Try it
Go through the data and copy every line in which "JSON" appears.

[Opening Excerpted records section]

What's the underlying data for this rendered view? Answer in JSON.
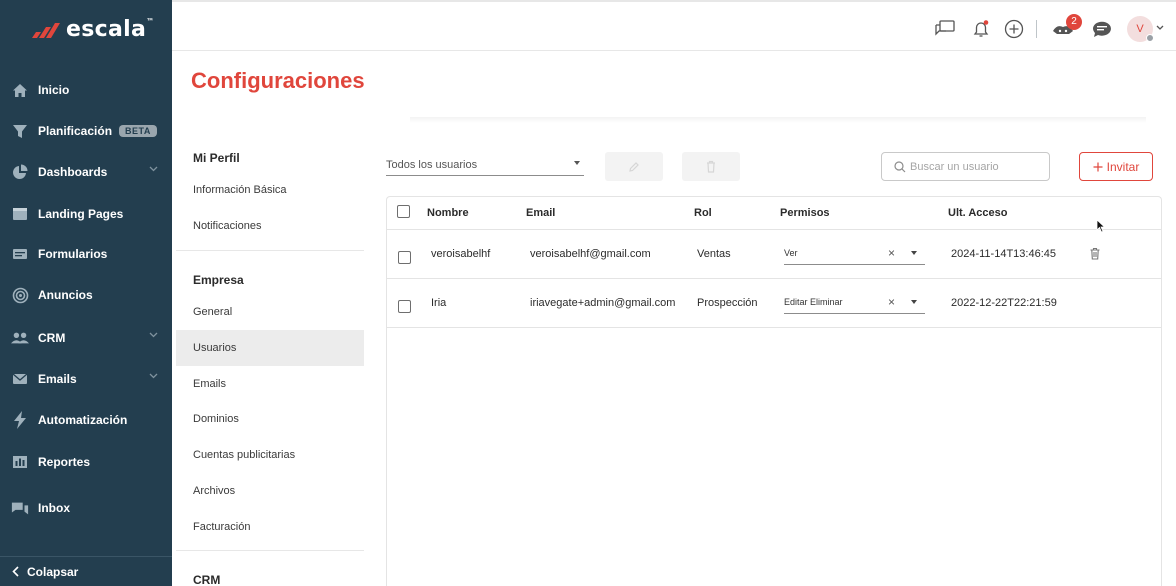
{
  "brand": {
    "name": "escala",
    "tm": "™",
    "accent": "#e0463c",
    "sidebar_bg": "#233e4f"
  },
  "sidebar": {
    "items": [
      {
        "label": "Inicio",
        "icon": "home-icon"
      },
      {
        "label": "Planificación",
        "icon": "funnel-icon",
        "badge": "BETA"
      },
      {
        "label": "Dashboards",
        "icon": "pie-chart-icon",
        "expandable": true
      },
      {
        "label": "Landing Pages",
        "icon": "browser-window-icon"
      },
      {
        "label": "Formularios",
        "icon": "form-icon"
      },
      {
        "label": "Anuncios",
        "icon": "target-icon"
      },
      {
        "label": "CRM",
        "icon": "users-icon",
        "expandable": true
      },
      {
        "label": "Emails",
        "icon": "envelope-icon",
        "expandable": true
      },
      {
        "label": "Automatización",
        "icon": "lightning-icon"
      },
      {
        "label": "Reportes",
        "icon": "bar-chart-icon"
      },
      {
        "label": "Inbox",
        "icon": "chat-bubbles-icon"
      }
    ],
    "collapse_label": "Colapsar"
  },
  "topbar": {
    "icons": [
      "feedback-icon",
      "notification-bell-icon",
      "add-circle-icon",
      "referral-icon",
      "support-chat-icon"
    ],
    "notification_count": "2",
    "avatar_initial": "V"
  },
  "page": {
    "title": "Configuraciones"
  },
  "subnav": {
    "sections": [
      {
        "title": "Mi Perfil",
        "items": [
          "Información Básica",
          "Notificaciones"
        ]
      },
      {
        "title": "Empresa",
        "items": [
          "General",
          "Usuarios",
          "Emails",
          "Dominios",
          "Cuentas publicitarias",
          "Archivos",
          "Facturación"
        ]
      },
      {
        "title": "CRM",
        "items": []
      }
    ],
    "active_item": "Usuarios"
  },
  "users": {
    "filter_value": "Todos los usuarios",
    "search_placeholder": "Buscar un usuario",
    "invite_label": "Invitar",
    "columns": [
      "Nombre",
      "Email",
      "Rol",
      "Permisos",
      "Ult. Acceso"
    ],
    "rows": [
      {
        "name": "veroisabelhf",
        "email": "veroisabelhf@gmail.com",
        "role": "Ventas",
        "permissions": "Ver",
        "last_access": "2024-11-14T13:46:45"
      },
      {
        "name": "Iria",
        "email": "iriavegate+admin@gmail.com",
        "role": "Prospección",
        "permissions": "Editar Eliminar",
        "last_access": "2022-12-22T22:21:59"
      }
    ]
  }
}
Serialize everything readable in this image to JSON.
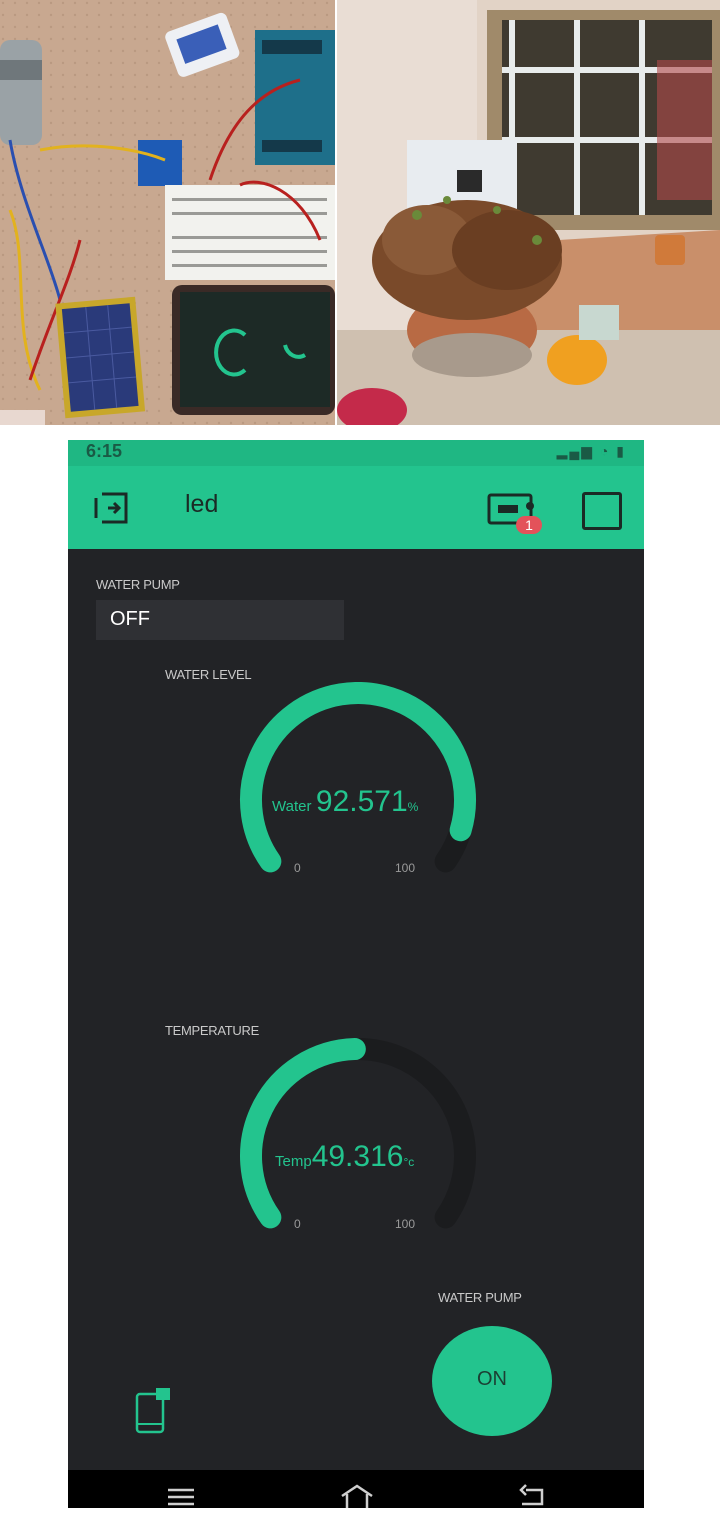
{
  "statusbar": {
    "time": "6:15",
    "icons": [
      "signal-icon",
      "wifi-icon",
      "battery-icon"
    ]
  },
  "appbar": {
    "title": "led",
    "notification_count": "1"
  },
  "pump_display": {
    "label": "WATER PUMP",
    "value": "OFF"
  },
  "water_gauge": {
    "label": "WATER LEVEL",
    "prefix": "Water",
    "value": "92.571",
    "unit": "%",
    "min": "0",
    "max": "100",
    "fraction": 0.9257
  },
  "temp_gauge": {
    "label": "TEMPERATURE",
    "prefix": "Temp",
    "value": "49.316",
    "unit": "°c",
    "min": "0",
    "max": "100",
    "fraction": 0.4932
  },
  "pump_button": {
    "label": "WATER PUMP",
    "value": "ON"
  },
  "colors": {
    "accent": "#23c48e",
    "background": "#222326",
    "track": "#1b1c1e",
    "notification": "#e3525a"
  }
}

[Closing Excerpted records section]
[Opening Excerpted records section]

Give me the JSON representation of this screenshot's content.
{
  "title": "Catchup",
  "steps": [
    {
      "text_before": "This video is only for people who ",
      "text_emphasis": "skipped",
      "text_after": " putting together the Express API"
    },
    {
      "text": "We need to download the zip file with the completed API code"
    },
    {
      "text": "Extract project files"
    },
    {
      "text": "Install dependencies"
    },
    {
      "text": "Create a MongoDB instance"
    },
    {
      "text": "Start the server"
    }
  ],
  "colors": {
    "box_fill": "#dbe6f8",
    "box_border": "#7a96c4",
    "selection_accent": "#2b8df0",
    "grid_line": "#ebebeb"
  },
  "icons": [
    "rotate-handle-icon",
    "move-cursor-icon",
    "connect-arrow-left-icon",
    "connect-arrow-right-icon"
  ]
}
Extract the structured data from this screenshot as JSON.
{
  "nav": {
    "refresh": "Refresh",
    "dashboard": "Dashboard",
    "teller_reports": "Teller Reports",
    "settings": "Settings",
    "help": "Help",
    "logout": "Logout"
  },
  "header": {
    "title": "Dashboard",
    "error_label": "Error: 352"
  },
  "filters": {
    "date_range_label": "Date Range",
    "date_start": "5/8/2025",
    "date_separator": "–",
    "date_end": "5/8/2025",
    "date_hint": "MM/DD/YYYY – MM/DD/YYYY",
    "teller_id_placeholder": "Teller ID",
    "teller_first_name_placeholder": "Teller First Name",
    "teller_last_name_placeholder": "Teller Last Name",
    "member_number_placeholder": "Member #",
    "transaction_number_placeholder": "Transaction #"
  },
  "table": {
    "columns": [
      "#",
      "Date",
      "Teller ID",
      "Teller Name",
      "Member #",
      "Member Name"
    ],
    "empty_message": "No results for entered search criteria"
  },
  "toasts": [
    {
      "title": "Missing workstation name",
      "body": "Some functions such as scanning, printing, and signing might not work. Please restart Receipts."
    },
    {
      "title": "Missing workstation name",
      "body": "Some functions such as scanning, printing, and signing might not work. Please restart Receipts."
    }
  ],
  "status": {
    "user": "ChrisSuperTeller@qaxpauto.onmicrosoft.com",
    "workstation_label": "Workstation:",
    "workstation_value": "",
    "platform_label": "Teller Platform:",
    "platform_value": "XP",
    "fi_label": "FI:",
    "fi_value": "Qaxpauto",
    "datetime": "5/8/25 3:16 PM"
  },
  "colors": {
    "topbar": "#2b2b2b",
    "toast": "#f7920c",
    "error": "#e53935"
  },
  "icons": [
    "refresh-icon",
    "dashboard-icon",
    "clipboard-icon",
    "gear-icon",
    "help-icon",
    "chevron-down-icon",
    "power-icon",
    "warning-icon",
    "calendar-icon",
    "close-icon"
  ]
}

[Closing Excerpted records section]

Exercise result
What's the underlying data for this rendered view? Answer in JSON.
Serialize everything readable in this image to JSON.
Give me the JSON representation of this screenshot's content.
Extract the structured data from this screenshot as JSON.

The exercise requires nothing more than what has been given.